Reasonable cause due to erroneous advice: The Oosterwijks asserted that if they had received correct advice from Paszkiewicz about the accrual of the late-filing penalty, they would have filed their return in April and avoided the late-filing penalty for May and June. Thus, they claimed they had reasonable cause for their late return filing for those two months based on Paszkiewicz's erroneous advice.

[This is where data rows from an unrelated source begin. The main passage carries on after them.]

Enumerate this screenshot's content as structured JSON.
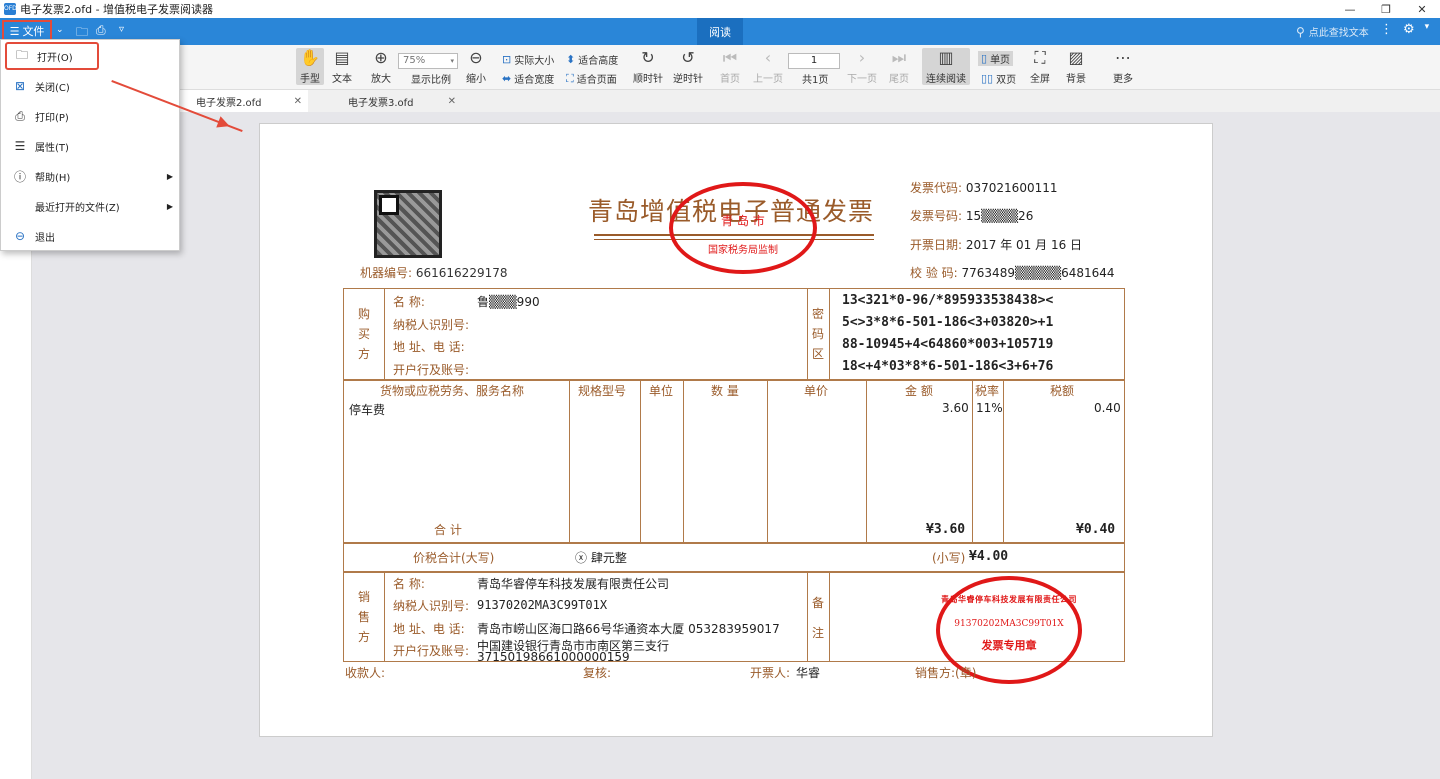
{
  "window": {
    "title": "电子发票2.ofd - 增值税电子发票阅读器",
    "app_icon": "ofd-icon"
  },
  "menubar": {
    "file": "文件",
    "mode_tab": "阅读",
    "search_placeholder": "点此查找文本"
  },
  "toolbar": {
    "hand": "手型",
    "text": "文本",
    "zoom_in": "放大",
    "zoom_value": "75%",
    "zoom_label": "显示比例",
    "zoom_out": "缩小",
    "actual_size": "实际大小",
    "fit_height": "适合高度",
    "fit_width": "适合宽度",
    "fit_page": "适合页面",
    "rotate_cw": "顺时针",
    "rotate_ccw": "逆时针",
    "first": "首页",
    "prev": "上一页",
    "page_value": "1",
    "total_pages": "共1页",
    "next": "下一页",
    "last": "尾页",
    "continuous": "连续阅读",
    "single": "单页",
    "double": "双页",
    "fullscreen": "全屏",
    "background": "背景",
    "more": "更多"
  },
  "tabs": [
    {
      "label": "电子发票2.ofd",
      "active": true
    },
    {
      "label": "电子发票3.ofd",
      "active": false
    }
  ],
  "file_menu": [
    {
      "label": "打开(O)",
      "icon": "folder-icon"
    },
    {
      "label": "关闭(C)",
      "icon": "close-icon"
    },
    {
      "label": "打印(P)",
      "icon": "printer-icon"
    },
    {
      "label": "属性(T)",
      "icon": "properties-icon"
    },
    {
      "label": "帮助(H)",
      "icon": "help-icon",
      "submenu": true
    },
    {
      "label": "最近打开的文件(Z)",
      "icon": "",
      "submenu": true
    },
    {
      "label": "退出",
      "icon": "exit-icon"
    }
  ],
  "invoice": {
    "title": "青岛增值税电子普通发票",
    "stamp_top": {
      "line1": "青 岛 市",
      "line2": "国家税务局监制"
    },
    "machine_label": "机器编号:",
    "machine_no": "661616229178",
    "code_label": "发票代码:",
    "code": "037021600111",
    "number_label": "发票号码:",
    "number": "15▒▒▒▒26",
    "date_label": "开票日期:",
    "date": "2017 年 01 月 16 日",
    "check_label": "校 验 码:",
    "check": "7763489▒▒▒▒▒6481644",
    "buyer_side": "购买方",
    "buyer_name_label": "名            称:",
    "buyer_name": "鲁▒▒▒990",
    "buyer_tax_label": "纳税人识别号:",
    "buyer_addr_label": "地 址、电 话:",
    "buyer_bank_label": "开户行及账号:",
    "cipher_side": "密码区",
    "cipher": [
      "13<321*0-96/*895933538438><",
      "5<>3*8*6-501-186<3+03820>+1",
      "88-10945+4<64860*003+105719",
      "18<+4*03*8*6-501-186<3+6+76"
    ],
    "headers": [
      "货物或应税劳务、服务名称",
      "规格型号",
      "单位",
      "数 量",
      "单价",
      "金 额",
      "税率",
      "税额"
    ],
    "item": {
      "name": "停车费",
      "amount": "3.60",
      "rate": "11%",
      "tax": "0.40"
    },
    "total_label": "合    计",
    "total_amount": "¥3.60",
    "total_tax": "¥0.40",
    "grand_label": "价税合计(大写)",
    "grand_upper": "肆元整",
    "grand_small_label": "(小写)",
    "grand_small": "¥4.00",
    "seller_side": "销售方",
    "seller_name_label": "名            称:",
    "seller_name": "青岛华睿停车科技发展有限责任公司",
    "seller_tax_label": "纳税人识别号:",
    "seller_tax": "91370202MA3C99T01X",
    "seller_addr_label": "地 址、电 话:",
    "seller_addr": "青岛市崂山区海口路66号华通资本大厦 053283959017",
    "seller_bank_label": "开户行及账号:",
    "seller_bank1": "中国建设银行青岛市市南区第三支行",
    "seller_bank2": "37150198661000000159",
    "remark_side": "备注",
    "payee_label": "收款人:",
    "review_label": "复核:",
    "drawer_label": "开票人:",
    "drawer": "华睿",
    "seller_label": "销售方:(章)",
    "stamp_seller": {
      "ring": "青岛华睿停车科技发展有限责任公司",
      "id": "91370202MA3C99T01X",
      "bottom": "发票专用章"
    }
  }
}
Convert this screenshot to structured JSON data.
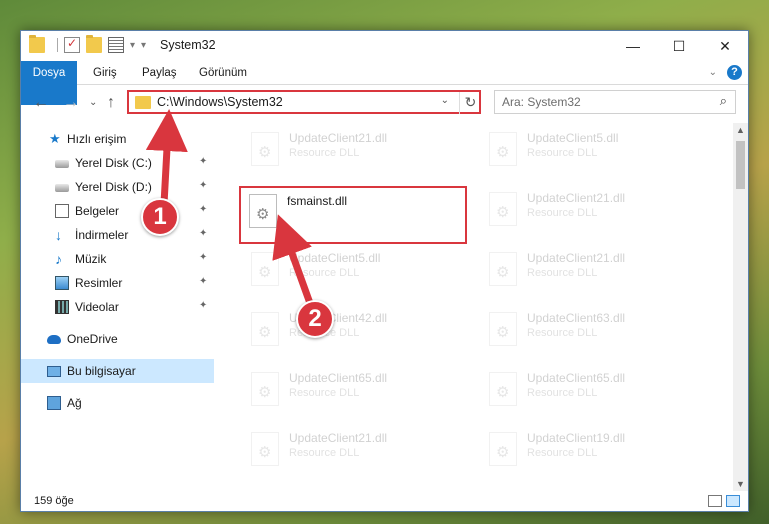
{
  "window": {
    "title": "System32",
    "minimize": "—",
    "maximize": "☐",
    "close": "✕"
  },
  "ribbon": {
    "tabs": [
      "Dosya",
      "Giriş",
      "Paylaş",
      "Görünüm"
    ],
    "expand_glyph": "⌄",
    "help": "?"
  },
  "nav": {
    "back": "←",
    "forward": "→",
    "recent": "⌄",
    "up": "↑",
    "address": "C:\\Windows\\System32",
    "address_dropdown": "⌄",
    "refresh": "↻"
  },
  "search": {
    "placeholder": "Ara: System32",
    "icon": "⌕"
  },
  "sidebar": {
    "items": [
      {
        "label": "Hızlı erişim",
        "icon": "star-icon"
      },
      {
        "label": "Yerel Disk (C:)",
        "icon": "disk-icon",
        "pinned": true
      },
      {
        "label": "Yerel Disk (D:)",
        "icon": "disk-icon",
        "pinned": true
      },
      {
        "label": "Belgeler",
        "icon": "document-icon",
        "pinned": true
      },
      {
        "label": "İndirmeler",
        "icon": "download-icon",
        "pinned": true
      },
      {
        "label": "Müzik",
        "icon": "music-icon",
        "pinned": true
      },
      {
        "label": "Resimler",
        "icon": "picture-icon",
        "pinned": true
      },
      {
        "label": "Videolar",
        "icon": "video-icon",
        "pinned": true
      },
      {
        "label": "OneDrive",
        "icon": "cloud-icon"
      },
      {
        "label": "Bu bilgisayar",
        "icon": "computer-icon",
        "selected": true
      },
      {
        "label": "Ağ",
        "icon": "network-icon"
      }
    ],
    "pin_glyph": "📌"
  },
  "files": {
    "left_column": [
      {
        "name": "UpdateClient21.dll",
        "type": "Resource DLL"
      },
      {
        "name": "fsmainst.dll",
        "type": ""
      },
      {
        "name": "UpdateClient5.dll",
        "type": "Resource DLL"
      },
      {
        "name": "UpdateClient42.dll",
        "type": "Resource DLL"
      },
      {
        "name": "UpdateClient65.dll",
        "type": "Resource DLL"
      },
      {
        "name": "UpdateClient21.dll",
        "type": "Resource DLL"
      }
    ],
    "right_column": [
      {
        "name": "UpdateClient5.dll",
        "type": "Resource DLL"
      },
      {
        "name": "UpdateClient21.dll",
        "type": "Resource DLL"
      },
      {
        "name": "UpdateClient21.dll",
        "type": "Resource DLL"
      },
      {
        "name": "UpdateClient63.dll",
        "type": "Resource DLL"
      },
      {
        "name": "UpdateClient65.dll",
        "type": "Resource DLL"
      },
      {
        "name": "UpdateClient19.dll",
        "type": "Resource DLL"
      }
    ]
  },
  "status": {
    "item_count": "159 öğe"
  },
  "annotations": {
    "step1": "1",
    "step2": "2",
    "color": "#d9363e"
  }
}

The IRS made two arguments in response to the Oosterwijks' claim. First, the Service argued that because reasonable cause is a one-time test evaluated at the due date of the return, the failure-to-file penalty was not divisible. Second, even if a reasonable-cause exception could be reevaluated after the return due date, the exception did not apply in the Oosterwijks' case because Paszkiewicz's advice contradicted the Form 4868 instructions that a taxpayer must file the form by the regular due date of the taxpayer's return. Thus, the advice was not based on a "reasonable factual or legal assumption," and the Oosterwijks would have acted unreasonably in relying on it.
Regarding divisibility, the court found that while the penalty could in some circumstances be divisible for reasonable-cause purposes, because the reasonable-cause exception is determined based on the facts as of the return's due date, it is divisible only where the taxpayer receives erroneous advice before the due date of the return. Since the Oosterwijks received the erroneous advice from Paszkiewicz after the due date of their tax return, they could not have reasonable cause for relief from their late filing of the return.
Because the court held that no reasonable cause could arise from Paszkiewicz's advice due to its timing, it did not have to determine whether the advice could have given rise to reasonable cause for the Oosterwijks. It nonetheless addressed the issue and found that because the advice was not reasonable, it could not be the basis for the reasonable-cause exception.
For tax advice to be reasonable, it cannot depend on legal assumptions that are unreasonable. In Baer, 150 Fed. Cl. 761 (Fed. Cl. 2020), the Court of Federal Claims held that the IRS's provision of explicit instructions on the face of a form renders any belief to the contrary unreasonable. Thus, advice contrary to such an instruction is unreasonable, and a taxpayer's reliance on the advice cannot constitute reasonable cause. In the Oosterwijks' case, Paszkiewicz's advice that paying their tax due and filing an extension request after the due date would stop the accrual of late-filing penalties contradicted the text of Form 4868, which states that the Form 4868 must be filed by the regular due date of the taxpayer's return for the taxpayer to receive an automatic extension. As a result, the court found that the advice was unreasonable, and the Oosterwijks' reliance on it could not establish that they had reasonable cause for failing to timely file their return.
The substantial-variance doctrine can be a relatively easy way out of a refund suit for the IRS, and the Service is not shy about asserting the doctrine. Consequently, practitioners assisting a taxpayer with a refund claim should carefully consider whether the claim includes all the arguments that could be made to support the refund requested and all the facts necessary to support those arguments.
Oosterwijk, No. CCB-21-1151 (D. Md. 1/27/22)